◆ PROBLEM STATEMENT: Although the entries contain pictures, repeat only their words, exactly as written.

═══

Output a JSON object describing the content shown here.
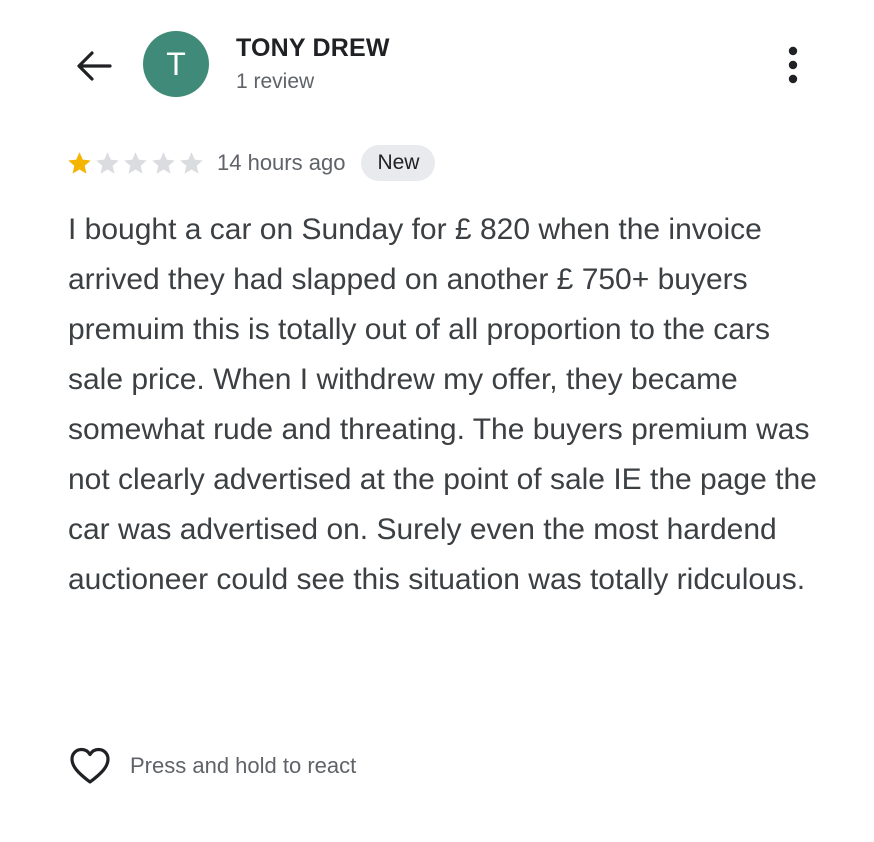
{
  "header": {
    "back_icon": "arrow-left-icon",
    "avatar_letter": "T",
    "avatar_color": "#3f8a78",
    "reviewer_name": "TONY DREW",
    "review_count": "1 review",
    "more_icon": "more-vert-icon"
  },
  "review": {
    "rating": 1,
    "rating_max": 5,
    "star_filled_color": "#f4b400",
    "star_empty_color": "#dadce0",
    "time_ago": "14 hours ago",
    "badge": "New",
    "text": "I bought a car on Sunday for £ 820 when the invoice arrived they had slapped on another £ 750+ buyers premuim this is totally out of all proportion to the cars sale price. When I withdrew my offer, they became somewhat rude and threating. The buyers premium was not clearly advertised at the point of sale IE the page the car was advertised on. Surely even the most hardend auctioneer could see this situation was totally ridculous."
  },
  "reaction": {
    "icon": "heart-outline-icon",
    "label": "Press and hold to react"
  }
}
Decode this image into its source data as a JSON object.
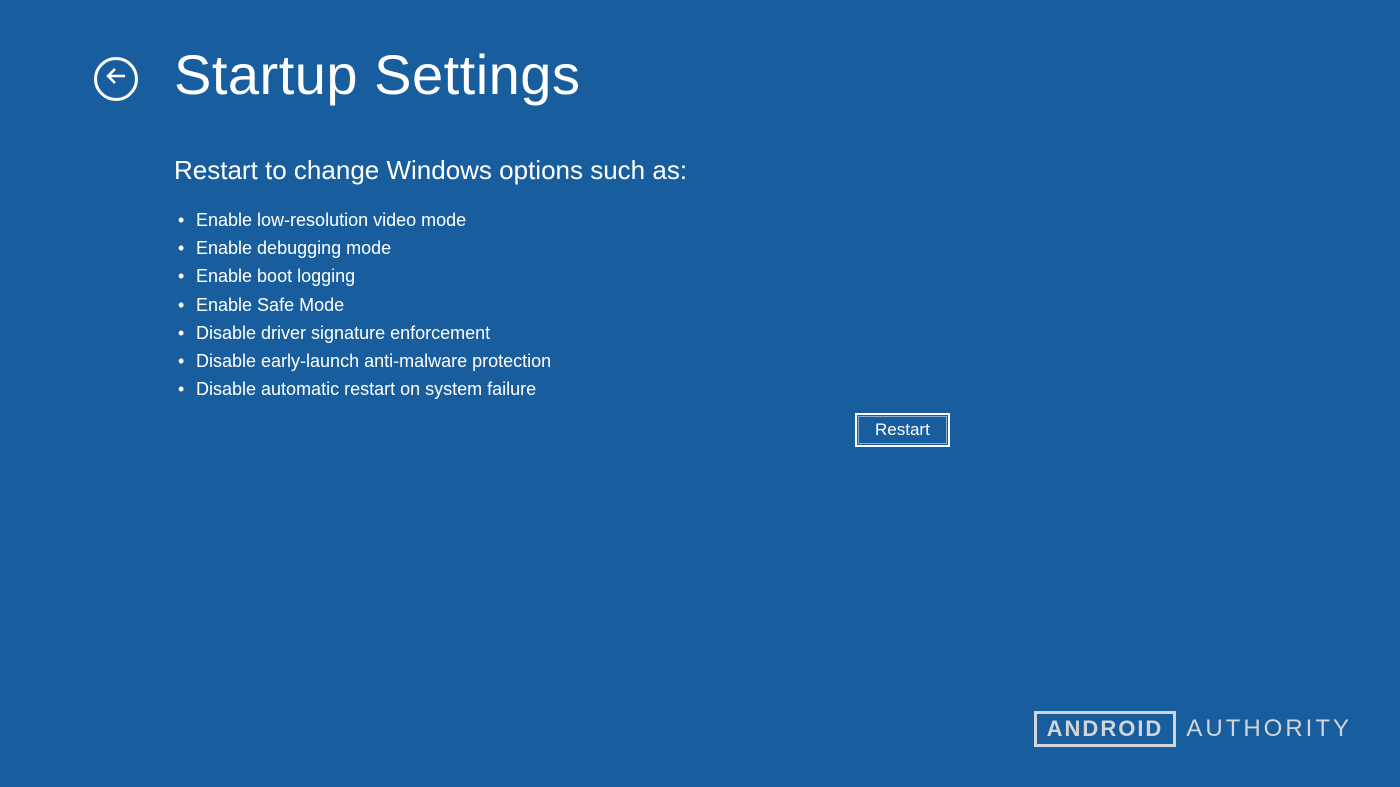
{
  "header": {
    "title": "Startup Settings"
  },
  "content": {
    "subtitle": "Restart to change Windows options such as:",
    "options": [
      "Enable low-resolution video mode",
      "Enable debugging mode",
      "Enable boot logging",
      "Enable Safe Mode",
      "Disable driver signature enforcement",
      "Disable early-launch anti-malware protection",
      "Disable automatic restart on system failure"
    ]
  },
  "actions": {
    "restart_label": "Restart"
  },
  "watermark": {
    "boxed": "ANDROID",
    "plain": "AUTHORITY"
  }
}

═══

◆ EXERCISE OUTPUT:
Output a JSON object describing the content shown here.
{
  "header": {
    "back_icon": "arrow-left-icon",
    "avatar_letter": "T",
    "avatar_color": "#3f8a78",
    "reviewer_name": "TONY DREW",
    "review_count": "1 review",
    "more_icon": "more-vert-icon"
  },
  "review": {
    "rating": 1,
    "rating_max": 5,
    "star_filled_color": "#f4b400",
    "star_empty_color": "#dadce0",
    "time_ago": "14 hours ago",
    "badge": "New",
    "text": "I bought a car on Sunday for £ 820 when the invoice arrived they had slapped on another £ 750+ buyers premuim this is totally out of all proportion to the cars sale price. When I withdrew my offer, they became somewhat rude and threating. The buyers premium was not clearly advertised at the point of sale IE the page the car was advertised on. Surely even the most hardend auctioneer could see this situation was totally ridculous."
  },
  "reaction": {
    "icon": "heart-outline-icon",
    "label": "Press and hold to react"
  }
}
Decode this image into its source data as a JSON object.
{
  "header": {
    "title": "Startup Settings"
  },
  "content": {
    "subtitle": "Restart to change Windows options such as:",
    "options": [
      "Enable low-resolution video mode",
      "Enable debugging mode",
      "Enable boot logging",
      "Enable Safe Mode",
      "Disable driver signature enforcement",
      "Disable early-launch anti-malware protection",
      "Disable automatic restart on system failure"
    ]
  },
  "actions": {
    "restart_label": "Restart"
  },
  "watermark": {
    "boxed": "ANDROID",
    "plain": "AUTHORITY"
  }
}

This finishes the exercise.